  • Once you have got permission, you must then check and comply with the terms of each public collection you undertake, as these will vary depending on who has given you the permission (for example, different local councils have different rules about street collections).

7.3. All funds donated at public collections must be used exclusively for the charity donation proportion of your fundraising target

7.4. Public collections cannot be used to comprise more than half of the fundraising total 

8. Handling money at events

When handling money at fundraising events:

  • Where possible have two people around when money is being handled and counted

  • Collect cash using a secure container e.g. a sealed container for a collection or a secure cash box for change

  • When carrying money around take care. Always use a safe route and always be with someone and/or carry a personal alarm

  • If you are confronted by someone demanding the money, do not put up a fight, hand them the money straight away and report the matter to the police

  • Send the funds as soon as possible to Dig Deep to avoid leaving large amounts of money unprotected (e.g. in your house)

9. Selecting suppliers

If you use external suppliers for equipment or services at an event, make sure you use a reputable company. Ask to see a copy of their Public Liability Insurance and risk assessment, If anything looks unsafe on the day, do not use the equipment or stop the activity.

10. Risk Assessments

If you organise an event, you need to undertake a risk assessment. This means looking at what could cause you or your participants harm and checking you’ve taken the necessary precautions to prevent this from happening.

The Health and Safety Executive (HSE) recommends five steps to risk assessment:

Step 1: Identify the Hazards – First you need to work out how people could be harmed

  • Visit  for practical guidance on where hazards may happen and how to control them

  • Walk around the event area and see what could be a risk

  • Ask advice from the manager of the venue or friends/family to see if you’ve missed anything

  • If you’re using any sort of equipment then check instructions for warnings on hazards

Step 2: Decide who might be harmed and how – For each hazard think about who could be harmed and decide how best to manage the risk.

  • Identify different groups of people rather than individuals e.g. suppliers, fundraisers, volunteers, attendees at event

  • Think about how each group may be harmed e.g. volunteers from lifting heavy equipment
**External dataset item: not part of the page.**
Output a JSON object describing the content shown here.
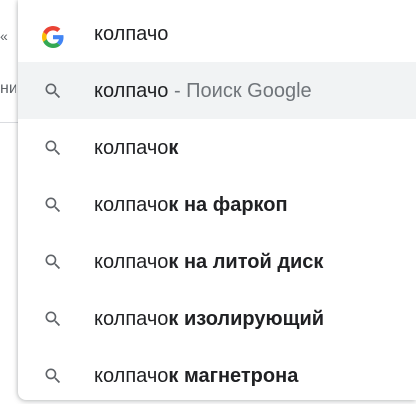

  • Remember that some groups have different requirements e.g. children, pregnant women and disabled people

  • Remember to think about the set up and close down of your event as well as the event itself

Step 3: Evaluate risks and decide precautions – Once you’ve spotted your hazards, you need to decide how you’d mitigate them. The law requires that you take reasonable steps to protect people from harm.

Consider how you can remove the hazard completely or otherwise take controls to minimise the risk. Apply the principles below:

  • Eliminate the risk

  • Try a less risky option

  • Isolate the hazard

  • Reduce exposure to the hazard

  • Issue protective equipment

  • Provide welfare facilities

Step 4: Record findings and implement them – Use a risk assessment template and keep it simple. E.g. Hazard: tripping over wires. Control: Move wires to isolated area where people don’t walk.

Checks to be made. You need to show that:

  • You’ve done a thorough check of hazards

  • You’ve considered who hazards could harm

  • You’ve controlled all significant hazards

  • The risk of hazards is now low

Step 5: Review assessment and update if needed – Events may change later in the planning or on the day so you need to make sure you review the risk assessment regularly and make any changes to hazards that you need to.